Subtlety vs the Sledge Hammer

Part of the joy of reading is the journey of discovery. We like to think ahead and wonder what might happen next. We like to make our own minds up about characters, to learn about them as we would a new friend. It’s how we get involved and why we become so engaged.

To give this freedom to the reader, a writer must employ subtlety. Rather than revealing all the secrets at once, it’s more effective to leave hints and clues, and foreshadow what is to come.

Jaws was such a successful movie because we weren’t sledge-hammered by the shark. We didn’t even see the shark for the majority of the film. Our imaginations worked overtime.

The use of subtlety is important even if your novel isn’t a mystery or a thriller.

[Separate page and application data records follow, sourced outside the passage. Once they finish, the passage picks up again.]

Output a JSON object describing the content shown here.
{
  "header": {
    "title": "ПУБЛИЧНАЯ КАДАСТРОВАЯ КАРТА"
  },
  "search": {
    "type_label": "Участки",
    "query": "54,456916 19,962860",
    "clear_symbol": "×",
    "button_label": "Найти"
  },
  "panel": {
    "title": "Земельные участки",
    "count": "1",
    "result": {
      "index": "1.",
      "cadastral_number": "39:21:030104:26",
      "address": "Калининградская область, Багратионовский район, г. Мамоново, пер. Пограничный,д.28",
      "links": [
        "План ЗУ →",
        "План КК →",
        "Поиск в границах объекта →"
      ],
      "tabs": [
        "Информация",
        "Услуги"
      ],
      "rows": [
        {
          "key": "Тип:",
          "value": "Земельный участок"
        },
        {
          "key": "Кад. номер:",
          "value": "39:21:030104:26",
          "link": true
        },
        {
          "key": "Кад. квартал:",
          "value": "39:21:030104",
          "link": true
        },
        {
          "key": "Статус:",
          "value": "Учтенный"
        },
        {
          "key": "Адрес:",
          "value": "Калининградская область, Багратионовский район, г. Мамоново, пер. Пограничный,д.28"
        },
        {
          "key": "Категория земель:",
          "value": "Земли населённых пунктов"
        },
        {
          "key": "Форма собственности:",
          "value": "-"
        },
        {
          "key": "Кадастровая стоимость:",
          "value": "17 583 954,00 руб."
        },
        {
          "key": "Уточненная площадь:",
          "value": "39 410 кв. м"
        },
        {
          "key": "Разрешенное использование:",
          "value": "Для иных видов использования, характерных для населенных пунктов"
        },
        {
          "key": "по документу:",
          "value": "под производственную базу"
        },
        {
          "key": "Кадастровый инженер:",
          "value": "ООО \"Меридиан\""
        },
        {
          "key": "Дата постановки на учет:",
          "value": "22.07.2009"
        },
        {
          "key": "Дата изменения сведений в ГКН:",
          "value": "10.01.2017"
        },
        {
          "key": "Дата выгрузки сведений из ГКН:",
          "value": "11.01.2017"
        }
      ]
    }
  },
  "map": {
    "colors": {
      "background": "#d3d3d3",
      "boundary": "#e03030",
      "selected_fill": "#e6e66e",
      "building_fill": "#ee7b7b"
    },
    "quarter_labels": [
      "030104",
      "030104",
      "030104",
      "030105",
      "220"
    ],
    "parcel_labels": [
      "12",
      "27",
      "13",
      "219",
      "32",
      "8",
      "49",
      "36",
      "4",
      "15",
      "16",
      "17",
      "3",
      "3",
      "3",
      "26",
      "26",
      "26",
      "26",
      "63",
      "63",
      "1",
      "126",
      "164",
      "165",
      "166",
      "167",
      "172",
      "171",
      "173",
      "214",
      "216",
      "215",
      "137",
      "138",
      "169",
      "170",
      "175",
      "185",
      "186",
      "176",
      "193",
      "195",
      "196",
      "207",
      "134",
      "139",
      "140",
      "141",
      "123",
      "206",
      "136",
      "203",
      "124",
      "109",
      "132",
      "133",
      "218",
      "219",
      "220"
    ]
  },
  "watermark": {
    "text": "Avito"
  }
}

Subtlety requires a certain level of trust in your readers. They have long memories so you can trust they will remember the hints you leave lying around in your plot. It might even encourage them to read your novel more than once because they’ll want to go back and pick up on the clues again.

Subtlety also requires a certain level of trust in yourself as a writer. With that confidence you’ll be able to allow your words to ring true without the use of a sledge hammer. You’ll be more willing to show rather than to tell.

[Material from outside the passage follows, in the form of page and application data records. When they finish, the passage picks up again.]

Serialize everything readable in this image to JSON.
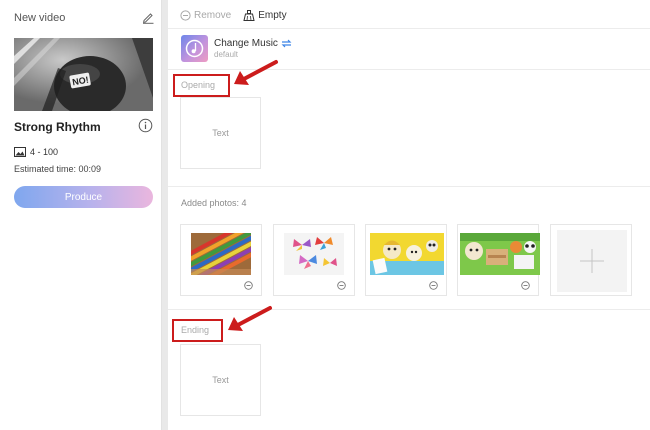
{
  "left_panel": {
    "title": "New video",
    "template_name": "Strong Rhythm",
    "photo_range": "4 - 100",
    "estimated_time": "Estimated time: 00:09",
    "produce_label": "Produce"
  },
  "toolbar": {
    "remove_label": "Remove",
    "empty_label": "Empty"
  },
  "music": {
    "title": "Change Music",
    "subtitle": "default"
  },
  "sections": {
    "opening_label": "Opening",
    "opening_card_text": "Text",
    "added_photos_label": "Added photos: 4",
    "ending_label": "Ending",
    "ending_card_text": "Text"
  },
  "photos": [
    {
      "name": "colored-pencils"
    },
    {
      "name": "paper-butterflies"
    },
    {
      "name": "paper-figures"
    },
    {
      "name": "animal-crafts"
    }
  ],
  "colors": {
    "highlight_red": "#cc1c1c",
    "produce_gradient": [
      "#7fa7ee",
      "#eab6de"
    ],
    "music_gradient": [
      "#6d86ea",
      "#ee9cc2"
    ]
  }
}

Do you agree that subtlety is a clever tool to keep your readers interested? Do you struggle with the confidence to keep your writing subtle?

6 comments:

  1. Subtlety is certainly a powerful technique in fiction writing. As a reader, I find that it's the self-realized impressions that stay with me the longest after I finish reading a story or novel. As a writer, I want to give my readers that same sense of long-lasting self-realization. You don't do that through blunt "telling." You do that through subtle and consistent hints.

    ReplyDelete
  2. Yes, exactly. Self-realisation for the reader is the goal :)

    ReplyDelete
  3. Subtlety is important. Clues would be telling if they weren't subtle. Hints would be screaming if they weren't subtle. And if your readers guess the end or the twist before you get to it, you'll lose them.

    Great post.

    ReplyDelete
  4. Whenever I read screaming hints I just cringe and it taints the whole journey.

    ReplyDelete
  5. Can there be richness in subtlety? If there is, then
    Angela Hunt's The Note delivers this beautifully. 'I never saw it coming' is the best cliche I can use to say what happened to me as a reader when I put the book down and only then, recognized all the hints for what they were. Yes, they were subtle, but heavy with reference and woven in like a true master storyteller. Sigh... :)

    ReplyDelete
  6. I love a book that can do that :)

    ReplyDelete

I'd love to hear your opinion. Thanks for leaving a comment.